Multiple MOSFETs for current sharing create issues with the PCB layout as it’s impossible to place them all very close to each other to prevent large loops with high di/dt. The better solution would be to create a dual-phase converter with 180° phase shift, which also reduces the current ripple on the capacitors. However, you also need a second inductor.
With the MPPT-2420-HPX you can screw the MOSFETs to a large heat sink, so there should not be any issues at all depending on the heat sink size. I’m currently testing without heat sink in order to get better accessibility to the pins for snubber layout etc. When that’s finished, I will mount it to a heat sink and do further tests.
The Q8 Mosfet which works as PV reverse current protection needs to be turned on for measuring the High Side Voltage. So during night we are back powering the solar panels if they are connected at the HV side every time we measure the High side voltage.
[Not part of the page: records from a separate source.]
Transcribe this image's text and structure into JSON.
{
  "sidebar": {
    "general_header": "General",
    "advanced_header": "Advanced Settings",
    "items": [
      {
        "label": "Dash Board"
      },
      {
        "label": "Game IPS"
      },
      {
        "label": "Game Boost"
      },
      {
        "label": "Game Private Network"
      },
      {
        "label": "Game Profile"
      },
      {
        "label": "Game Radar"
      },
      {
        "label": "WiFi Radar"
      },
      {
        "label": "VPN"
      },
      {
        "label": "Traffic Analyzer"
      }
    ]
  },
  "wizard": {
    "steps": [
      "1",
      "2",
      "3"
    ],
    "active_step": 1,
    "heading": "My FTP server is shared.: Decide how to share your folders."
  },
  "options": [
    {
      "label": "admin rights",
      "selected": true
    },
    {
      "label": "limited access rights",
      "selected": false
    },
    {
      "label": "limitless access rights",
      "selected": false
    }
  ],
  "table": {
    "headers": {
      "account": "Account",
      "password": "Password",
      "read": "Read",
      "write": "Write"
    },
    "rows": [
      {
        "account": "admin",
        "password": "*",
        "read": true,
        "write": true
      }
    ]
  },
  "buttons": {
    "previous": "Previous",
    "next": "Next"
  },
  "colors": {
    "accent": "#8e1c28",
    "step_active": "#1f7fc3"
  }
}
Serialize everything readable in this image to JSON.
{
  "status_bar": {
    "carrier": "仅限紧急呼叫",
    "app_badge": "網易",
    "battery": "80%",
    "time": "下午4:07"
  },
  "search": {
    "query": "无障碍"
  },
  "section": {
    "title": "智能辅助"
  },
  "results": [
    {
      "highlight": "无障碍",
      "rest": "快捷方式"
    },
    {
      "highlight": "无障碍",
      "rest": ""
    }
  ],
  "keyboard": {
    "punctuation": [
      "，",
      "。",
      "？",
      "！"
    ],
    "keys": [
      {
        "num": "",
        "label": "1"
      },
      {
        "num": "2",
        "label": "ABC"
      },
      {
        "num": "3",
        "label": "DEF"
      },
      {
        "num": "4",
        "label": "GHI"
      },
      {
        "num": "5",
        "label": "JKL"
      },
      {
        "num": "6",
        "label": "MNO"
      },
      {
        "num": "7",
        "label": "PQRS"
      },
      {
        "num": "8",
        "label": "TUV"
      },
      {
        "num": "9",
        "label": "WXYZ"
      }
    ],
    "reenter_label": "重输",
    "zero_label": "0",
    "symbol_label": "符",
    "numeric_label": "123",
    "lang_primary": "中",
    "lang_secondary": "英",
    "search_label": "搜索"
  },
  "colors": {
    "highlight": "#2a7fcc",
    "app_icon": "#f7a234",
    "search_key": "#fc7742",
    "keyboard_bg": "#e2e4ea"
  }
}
Will this damage the solar panels. What do we do to mitigate this issue.
You don’t need to switch on Q8 for measuring the PV module voltage. If you keep it off, the measured voltage will have an offset of the body diode drop of Q8. But that’s not an issue as you only want to detect if the panel voltage is at least a few volts higher than the battery voltage.
Thank you very much for sharing your MPPT charger project!
I have a small set-up 290W solar panel and 8S- 40Ah LiFePO4 and this charger fits well.
So I’m planning to build one, make tests and contribute to project. I’m not afraid of pcb soldering so first step is to get a pcb for current design. Do you have any spare pcb left from previous run?
Meanwhile I’ve checked design wih JLCPCB and their offer is around 65$ for 5 PCB including shipping and taxes to my location (Sofia,BG) (or 10 PCB for 75$) Their 4 layer layout stack is based on 35um/17um/17um/35um cooper thickness. Do you think it is OK for current MPPT design?